"After ten years of scientific discovery and application development, Meta is now the first Nasdaq-listed metamaterials company, joining the world's premier exchange for technology companies," said Meta Co-Founder and CEO George Palikaras in a statement. "We are very excited to showcase how metamaterials ‘go beyond' conventional materials and chemistry, to offer new and highly sustainable solutions with semiconductor precision, at kilometer scale."

The statement added that the company now has $160 million in cash on its balance sheet and virtually no debt. 

Innovacorp, Nova Scotia’s venture capital Crown corporation, invested $3 million in Meta in 2015.
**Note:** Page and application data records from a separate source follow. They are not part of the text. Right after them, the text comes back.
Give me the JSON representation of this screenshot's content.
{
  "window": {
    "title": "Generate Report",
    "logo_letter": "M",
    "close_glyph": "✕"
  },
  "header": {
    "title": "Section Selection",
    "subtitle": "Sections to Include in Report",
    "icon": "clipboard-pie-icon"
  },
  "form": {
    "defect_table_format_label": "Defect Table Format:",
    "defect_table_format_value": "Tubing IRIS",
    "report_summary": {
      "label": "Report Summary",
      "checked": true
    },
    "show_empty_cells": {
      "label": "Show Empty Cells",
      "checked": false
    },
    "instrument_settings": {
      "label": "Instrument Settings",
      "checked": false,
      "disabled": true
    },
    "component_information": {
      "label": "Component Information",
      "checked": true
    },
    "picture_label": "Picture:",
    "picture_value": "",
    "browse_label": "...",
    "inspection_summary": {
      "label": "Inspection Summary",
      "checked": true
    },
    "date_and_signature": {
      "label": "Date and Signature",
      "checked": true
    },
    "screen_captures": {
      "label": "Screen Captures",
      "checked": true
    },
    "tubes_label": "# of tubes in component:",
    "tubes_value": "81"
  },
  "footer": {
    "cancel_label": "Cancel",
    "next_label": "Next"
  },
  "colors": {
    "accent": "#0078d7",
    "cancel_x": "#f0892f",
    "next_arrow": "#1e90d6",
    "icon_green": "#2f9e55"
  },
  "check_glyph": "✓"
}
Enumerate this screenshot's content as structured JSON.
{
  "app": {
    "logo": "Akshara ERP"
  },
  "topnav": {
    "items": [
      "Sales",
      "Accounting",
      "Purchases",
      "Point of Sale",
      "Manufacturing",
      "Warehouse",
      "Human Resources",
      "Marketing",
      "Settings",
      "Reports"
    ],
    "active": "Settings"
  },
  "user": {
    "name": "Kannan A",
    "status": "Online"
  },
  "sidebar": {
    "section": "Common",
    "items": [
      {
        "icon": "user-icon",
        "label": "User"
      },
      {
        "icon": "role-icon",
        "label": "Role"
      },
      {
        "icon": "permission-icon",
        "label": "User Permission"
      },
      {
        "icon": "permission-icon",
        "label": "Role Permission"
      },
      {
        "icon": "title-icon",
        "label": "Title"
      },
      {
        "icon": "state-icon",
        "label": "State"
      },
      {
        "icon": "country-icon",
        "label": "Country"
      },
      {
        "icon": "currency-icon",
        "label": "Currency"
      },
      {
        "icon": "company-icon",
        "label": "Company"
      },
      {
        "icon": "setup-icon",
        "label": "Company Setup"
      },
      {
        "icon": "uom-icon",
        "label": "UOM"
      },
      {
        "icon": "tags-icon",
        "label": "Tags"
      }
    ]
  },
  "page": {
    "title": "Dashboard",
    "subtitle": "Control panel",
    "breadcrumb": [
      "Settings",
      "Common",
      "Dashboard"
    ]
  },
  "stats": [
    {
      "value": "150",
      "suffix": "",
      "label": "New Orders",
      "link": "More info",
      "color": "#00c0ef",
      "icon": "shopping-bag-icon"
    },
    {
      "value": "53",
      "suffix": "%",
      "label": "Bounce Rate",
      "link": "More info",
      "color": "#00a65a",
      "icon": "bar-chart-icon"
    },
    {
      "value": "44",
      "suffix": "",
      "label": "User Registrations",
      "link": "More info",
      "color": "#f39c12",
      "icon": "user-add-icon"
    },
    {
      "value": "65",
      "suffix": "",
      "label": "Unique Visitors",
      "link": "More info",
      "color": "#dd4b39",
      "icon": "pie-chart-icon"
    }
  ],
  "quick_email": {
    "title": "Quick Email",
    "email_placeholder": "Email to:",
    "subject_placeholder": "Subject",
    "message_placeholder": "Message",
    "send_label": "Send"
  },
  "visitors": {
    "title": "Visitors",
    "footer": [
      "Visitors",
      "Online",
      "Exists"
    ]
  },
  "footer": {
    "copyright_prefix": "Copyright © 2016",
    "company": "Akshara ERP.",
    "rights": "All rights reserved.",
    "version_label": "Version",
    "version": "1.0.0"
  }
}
Ray said that Innovacorp’s status as a major shareholder means securities law prevented him from saying whether his fund plans to cash out any of its position. But he added that the new market cap is in line with what he had hoped for from the company.

“The space they're in and the opportunity that's present in the market suggested that it had that potential to be a unicorn or to be a billion dollar-plus company,” he said. “What I’d say is exciting is that, from my mind, the market has sort of caught up to that same expectation.

“It’s one thing for us to believe a company is great and looks like it has huge potential. It's another for... independent third parties in the market in general to share that same view.”

Meta is Atlantic Canada’s second confirmed unicorn, after St. John’s cybersecurity firm Verafin, which was sold to Nasdaq for US$2.75 billion last November. Earlier this month, Fredericton- and Miami-based Introhive also announced a mammoth $122 million Series C funding round that could place it in similar territory, although it refused to disclose the valuation at which it had raised money.

In 2020, Atlantic Canadian startups raised about $65 million from stock markets. The Meta deal means that number has already nearly tripled for 2021.

Ray said public markets are emerging as an increasingly viable fundraising option for Atlantic Canadian companies, with other startups seeking Innovacorp’s guidance in pursuing stock market dollars.

“I've already had conversations with one of our portfolio companies, who are asking questions about, ‘Hey, this is a super interesting play,’” he said. “And we have other companies who are looking at doing similar sorts of things and learning from this experience.

“We've had a lot of learning over the last year with Metamaterial, with them on the CSE (Canadian Securities Exchange) and with them now on to the Nasdaq. And that's going to make it easier and a more viable option for our portfolio companies to raise money.”